A.G. lawyers support Law Society
Lawyers from the Attorney General’s Office were given the green light to sit in on Friday to support the Samoa Law Society’s submission opposing three proposed bills before Parliament.
Lawyers from the Attorney General’s (A.G.) Office told the Samoa Observer on Friday that they were told on that morning they were given consent to sit in to support the legal fraternity’s submission.
The news follows reports the Acting Attorney General, Galumalemana Loretta Teueli, in a meeting on Tuesday allegedly warned her staff against supporting the legal fraternity’s submission.

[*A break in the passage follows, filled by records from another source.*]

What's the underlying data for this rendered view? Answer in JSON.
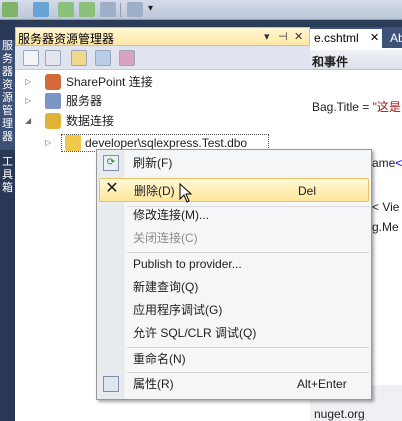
{
  "toolbar": {
    "overflow_glyph": "▾"
  },
  "left_strip": {
    "tab1": "服务器资源管理器",
    "tab2": "工具箱"
  },
  "panel": {
    "title": "服务器资源管理器",
    "pin_glyph": "▾",
    "autohide_glyph": "⊣",
    "close_glyph": "✕",
    "tree": [
      {
        "label": "SharePoint 连接",
        "icon": "sharepoint-icon"
      },
      {
        "label": "服务器",
        "icon": "server-icon"
      },
      {
        "label": "数据连接",
        "icon": "database-icon"
      },
      {
        "label": "developer\\sqlexpress.Test.dbo",
        "icon": "data-connection-icon"
      }
    ]
  },
  "editor": {
    "tab_active": "e.cshtml",
    "tab_close": "✕",
    "tab_next": "Ab",
    "header_text": "和事件",
    "code_lines": [
      {
        "pre": "Bag.Title = ",
        "str": "\"这是"
      },
      {
        "pre": "ame",
        "str": "<"
      },
      {
        "pre": "< Vie",
        "str": ""
      },
      {
        "pre": "g.Me",
        "str": ""
      }
    ],
    "footer_text": "nuget.org"
  },
  "context_menu": {
    "items": [
      {
        "label": "刷新(F)",
        "shortcut": "",
        "icon": "refresh-icon",
        "state": "normal"
      },
      {
        "label": "删除(D)",
        "shortcut": "Del",
        "icon": "delete-icon",
        "state": "highlight"
      },
      {
        "label": "修改连接(M)...",
        "shortcut": "",
        "icon": "",
        "state": "normal"
      },
      {
        "label": "关闭连接(C)",
        "shortcut": "",
        "icon": "",
        "state": "disabled"
      },
      {
        "label": "Publish to provider...",
        "shortcut": "",
        "icon": "",
        "state": "normal"
      },
      {
        "label": "新建查询(Q)",
        "shortcut": "",
        "icon": "",
        "state": "normal"
      },
      {
        "label": "应用程序调试(G)",
        "shortcut": "",
        "icon": "",
        "state": "normal"
      },
      {
        "label": "允许 SQL/CLR 调试(Q)",
        "shortcut": "",
        "icon": "",
        "state": "normal"
      },
      {
        "label": "重命名(N)",
        "shortcut": "",
        "icon": "",
        "state": "normal"
      },
      {
        "label": "属性(R)",
        "shortcut": "Alt+Enter",
        "icon": "properties-icon",
        "state": "normal"
      }
    ]
  },
  "colors": {
    "highlight_border": "#e5c365",
    "disabled_text": "#8d8d8d",
    "string_red": "#a31515",
    "tag_blue": "#0000ff"
  }
}
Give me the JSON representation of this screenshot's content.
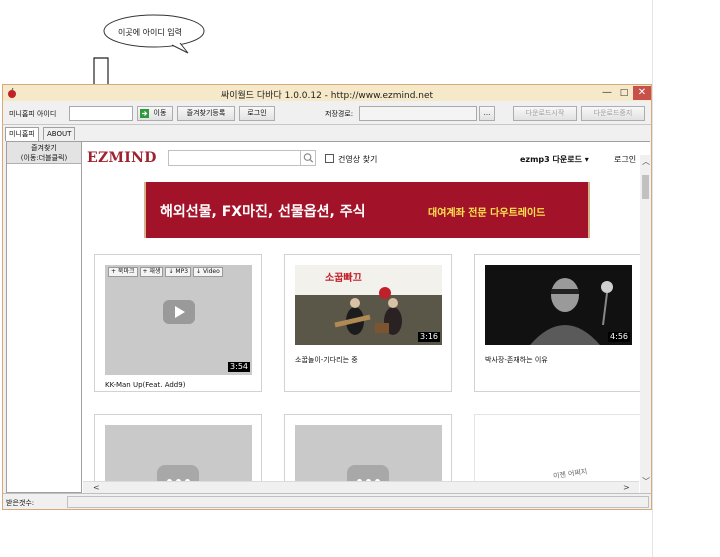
{
  "annotation": {
    "callout_text": "이곳에 아이디 입력"
  },
  "window": {
    "title": "싸이월드 다바다 1.0.0.12 - http://www.ezmind.net",
    "minimize_glyph": "—",
    "maximize_glyph": "□",
    "close_glyph": "✕"
  },
  "toolbar": {
    "minihompy_label": "미니홈피 아이디",
    "id_value": "",
    "go_label": "이동",
    "fav_register_label": "즐겨찾기등록",
    "login_label": "로그인",
    "save_path_label": "저장경로:",
    "save_path_value": "",
    "browse_label": "...",
    "download_start_label": "다운로드시작",
    "download_stop_label": "다운로드중지"
  },
  "tabs": [
    {
      "label": "미니홈피"
    },
    {
      "label": "ABOUT"
    }
  ],
  "sidebar": {
    "fav_title": "즐겨찾기",
    "fav_subtitle": "(이동:더블클릭)"
  },
  "browser": {
    "logo": "EZMIND",
    "search_placeholder": "",
    "checkbox_label": "건영상 찾기",
    "download_menu": "ezmp3 다운로드 ▾",
    "login_link": "로그인",
    "banner_main": "해외선물, FX마진, 선물옵션, 주식",
    "banner_sub": "대여계좌 전문 다우트레이드"
  },
  "cards": [
    {
      "title": "KK-Man Up(Feat. Add9)",
      "duration": "3:54",
      "tags": [
        "+ 북마크",
        "+ 재생",
        "↓ MP3",
        "↓ Video"
      ]
    },
    {
      "title": "소꿉놀이-기다리는 중",
      "duration": "3:16",
      "overlay": "소꿉빠끄"
    },
    {
      "title": "박사장-존재하는 이유",
      "duration": "4:56"
    },
    {
      "title": ""
    },
    {
      "title": ""
    },
    {
      "partial_text": "이젠 어쩌지"
    }
  ],
  "status": {
    "label": "받은갯수:",
    "value": ""
  },
  "colors": {
    "accent": "#a2132a",
    "banner_sub": "#ffe44d",
    "title_bar": "#f6e9c9"
  }
}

Galumalemana declined to comment on those reports citing confidentiality.
The President of the Samoa Law Society, Leiataualesa Komisi Koria, confirmed that he was informed that the A.G’s lawyers were now allowed to attend their evidence.
The three bills which are the subject of the submissions are the Constitution Amendment Bill 2020, Land and Titles Court 2020 and Judicature Bill 2020.
“Unfortunately we cannot comment [about the meeting] due to our confidentiality responsibilities,” Galumalemana said in response to queries about Tuesday’s alleged meeting.
“In that regard we would like to note that whatever information that has been disclosed to you, was disclosed in breach of the confidentiality responsibility of your source (whoever that may be).
“And to release it or to rely on it, would be continuing and contributing to that breach.”
Earlier this week, several Attorney General’s Office lawyers confirmed that the meeting was held specifically to warn them against supporting the Law Society’s submissions.
At the same meeting, the lawyers also claimed that they were asked to refrain from opposing the three bills before a Special Parliamentary Committee for review.
“We felt threatened and oppressed from expressing our views or even supporting our own Lawyers’ Society,” said one of the lawyer’s.
Another lawyer alleged that they were told that should they decide to ignore their instructions, it will be taken as their resignation from their substantive positions.
The public office lawyers have also alleged their online activities have been closely monitored.
In response to recent queries from the Samoa Observer, Leiataualesa said S.L.S. has not been formally advised of such a meeting taking place.
“However, all of the legal staff of the Attorney General's Office are current members of the Samoa Law Society and the Society will advocate for them whenever necessary,” he pointed out.
“If it is true that any lawyers in any workplace feel ‘oppressed from expressing their opinions on the bills’ by their employers or colleagues, then we take this very seriously.”
“[That could be a] potential infringement upon a person's fundamental freedom of expression, association and assembly, which are protected in the Constitution”.
The President added that in any situation where an employer, including the Government, seeks to place restrictions on these rights, care must be taken to ensure that such restrictions are lawful.
“We would also view such treatment as potentially being contrary to the values and Code of Conduct of the Public Service (which also applies to the Office of the Attorney General),” he said.
“Every public servant is entitled by law to a working environment that exhibits impartiality, where employees are "treated with respect and courtesy and without coercion or harassment".
In a statement issued late on Friday night by the Government Press Secretary, the Government department referred to its refusal to comment on the contents of Tuesday's meeting:
"As lawyers of the Government, employed in the [Office of the Attorney General (O.A.G.), all O.A.G. lawyers have an ethical solicitor–client duty to the Government (our employer) to ensure that the information and instructions in our possession are secure," the statement said.
"This is an ethical duty required of us under our legal practitioner’s code of ethics. Therefore we cannot comment."